The FCA’s competition concerns

The Carrefour/Tesco agreement focuses on two areas: (i) the joint provision of international services for the benefit of suppliers, and (ii) the joint purchase of private label products, which is the core subject of the FCA’s investigation.

According to the FCA, the upstream market for the supply of private label products is characterized by contractual conditions that are typically unfavorable to suppliers (as contracts with distributors usually have a short duration and contain no exclusivity or volume commitment) and limit their market power. Moreover, a significant proportion of suppliers are small and medium companies, and sometimes very small businesses (“très petites entreprises” or “TPE”), which are particularly exposed to the changes in trading conditions that could result from the consolidation of Carrefour and Tesco’s purchases, such as price decreases or drops in volume. As a result, the FCA considered that the Carrefour/Tesco agreement was likely to further weaken suppliers of private label products and reduce their capacity and incentive to invest and innovate, ultimately harming end consumers.

The proposed commitments

To remedy the FCA’s concerns, Carrefour and Tesco offered several commitments aimed at redefining the scope of their cooperation on private label products. More specifically, Carrefour and Tesco offered, for a period of five years, to:
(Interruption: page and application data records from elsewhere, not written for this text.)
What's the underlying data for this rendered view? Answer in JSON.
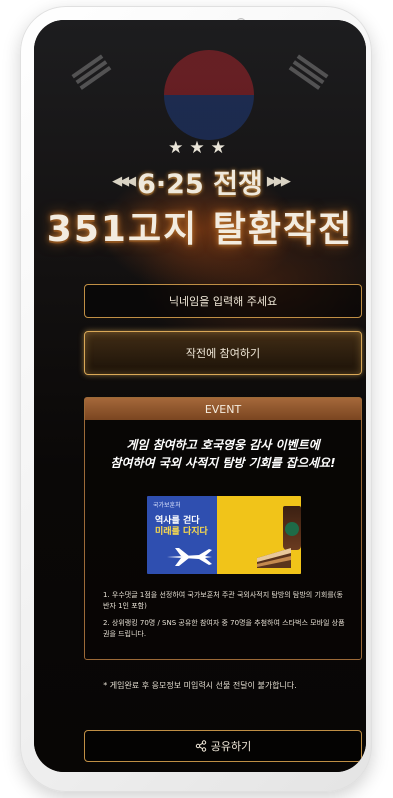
{
  "hero": {
    "stars": "★★★",
    "title_top": "6·25 전쟁",
    "title_main": "351고지 탈환작전"
  },
  "form": {
    "nickname_placeholder": "닉네임을 입력해 주세요",
    "join_label": "작전에 참여하기"
  },
  "event": {
    "header": "EVENT",
    "headline_line1": "게임 참여하고 호국영웅 감사 이벤트에",
    "headline_line2": "참여하여 국외 사적지 탐방 기회를 잡으세요!",
    "banner": {
      "brand": "국가보훈처",
      "line1": "역사를 걷다",
      "line2": "미래를 다지다"
    },
    "note1": "1. 우수댓글 1점을 선정하여 국가보훈처 주관 국외사적지 탐방의 탐방의 기회를(동반자 1인 포함)",
    "note2": "2. 상위랭킹 70명 / SNS 공유한 참여자 중 70명을 추첨하여 스타벅스 모바일 상품권을 드립니다."
  },
  "footnote": "* 게임완료 후 응모정보 미입력시 선물 전달이 불가합니다.",
  "share_label": "공유하기",
  "colors": {
    "accent_border": "#c08f45",
    "event_header": "#a5683a",
    "screen_bg": "#0b0806"
  }
}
exclude from the scope of the agreement (i) several groups of fruit and vegetables that are directly purchased from French and European producers and whose production network has become more fragile as a result of the COVID- 19 crisis, (ii) house plants and flowers from France and the European Union, and (iii) French and European lamb.[3] In addition, the Parties committed not to reduce the current proportion of annual purchases made within the EU in these product families by more than 20%;

limit joint purchases in certain product groups (e.g., bread, cotton, several types of cheese, and tomato preserves) to 15% of the French private label products market;[4]

no longer exclude certain categories of companies from calls for tender to produce Carrefour and Tesco’s private label products, i.e., small and medium businesses for Carrefour and companies with an annual turnover of less than 3 million dollars for Tesco.[5]

Third parties (i.e., suppliers, competing retailers, trade associations, and consumer protection associations) may submit their comments on the proposed commitments until November 9, 2020 at the latest. Should the FCA consider that these commitments (potentially supplemented and amended) are likely to remedy its competition concerns, it may make the commitments mandatory and close the case.

[1]              In May 2018, following the communication of several (contemplated) joint purchasing agreements, the FCA opened an investigation into the agreements involving Auchan/Casino/Metro/Schiever and Carrefour/Système U.

[2]              Law no. 2018-938 of October 30, 2018 (dubbed the “Loi EGalim”) created Article L. 462-10 of the French Commercial Code, which grants the FCA the power to initiate ex officio proceedings in view of assessing the need for interim measures, with respect to joint purchasing agreements.

[3]              Article 3.2 of the proposed commitments.

[4]              Article 4.1 of the proposed commitments.

[5]              Article 5 of the proposed commitments.